Teamsters president James P. Hoffa claims the union, which has been under federal supervision for a decade, can police itself now. Hoffa appeared Jan. 11 before representatives of IBT and left with their unanimous approval to establish a code of conduct for union members. The representatives also supported creation of an ethics board and a study of the union’s efforts to sever ties with organized crime.
“We want to move ahead and do this study and verify the fact we are corruption free, we are free of influence of organized crime and we are ready to talk to the federal government,” Hoffa said after the meeting. Hoffa won the Teamsters’ presidency on pledges to root out corruption and work to end the federal oversight, which the union agreed to in 1989 to avoid racketeering charges brought by the Dep’t of Justice. IBT has spent $ 83 million to support the federal monitoring, Hoffa said. He added that more than 100 officers and members have been kicked out for associating with alleged organized crime figures.

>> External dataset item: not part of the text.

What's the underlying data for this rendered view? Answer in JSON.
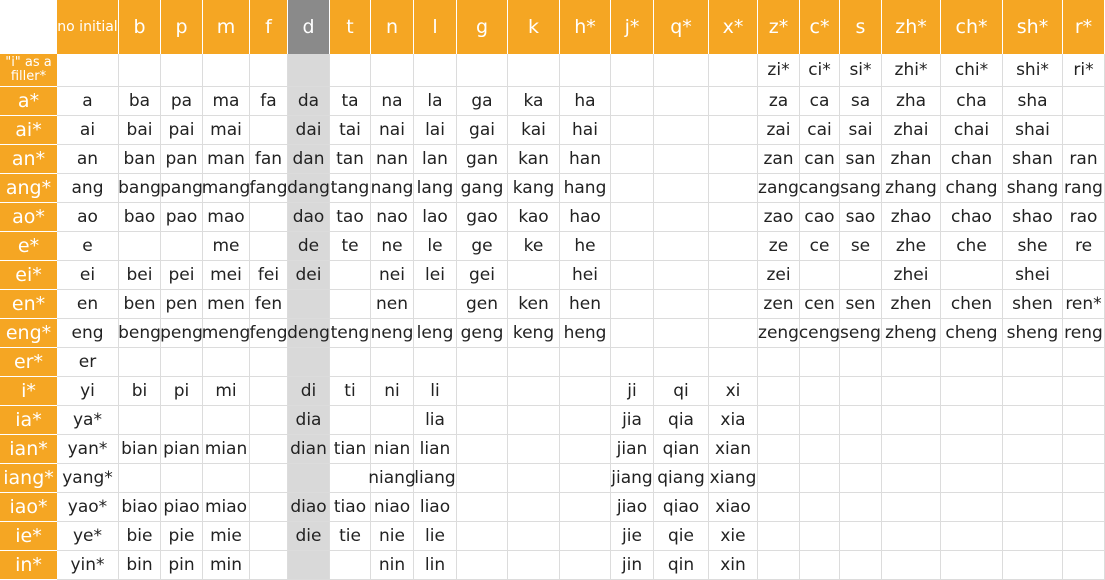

DOJ said government officials have met with Teamsters, but gave no indication the department is willing to drop its oversight. “We hope that the IBT’s efforts to develop and implement an effective anti-corruption program are successful,” Shirah Neiman, Deputy U.S. Attorney for the Southern District of New York, said in a statement. “We look forward to continuing to work with the union under the consent decree to ensure that progress in ridding the IBT of corruption and organized crime continues.”
Hoffa said a task force of some 20 Teamsters will oversee the code of conduct. A first draft is expected by April 15, and the final draft is expected to be approved by Aug. 15, said union spokesman Chip Roth. Hoffa said implementing the entire plan would be completed in a year. Roth said the union has informed several federal agencies about its plan. He said the union will ask federal agencies for input on the code of ethics. Heading the anti-corruption effort is Edwin H. Stier, a former federal prosecutor hired by Hoffa last year. Stier said he doesn’t believe organized crime controls the union. [AP 1/11/00]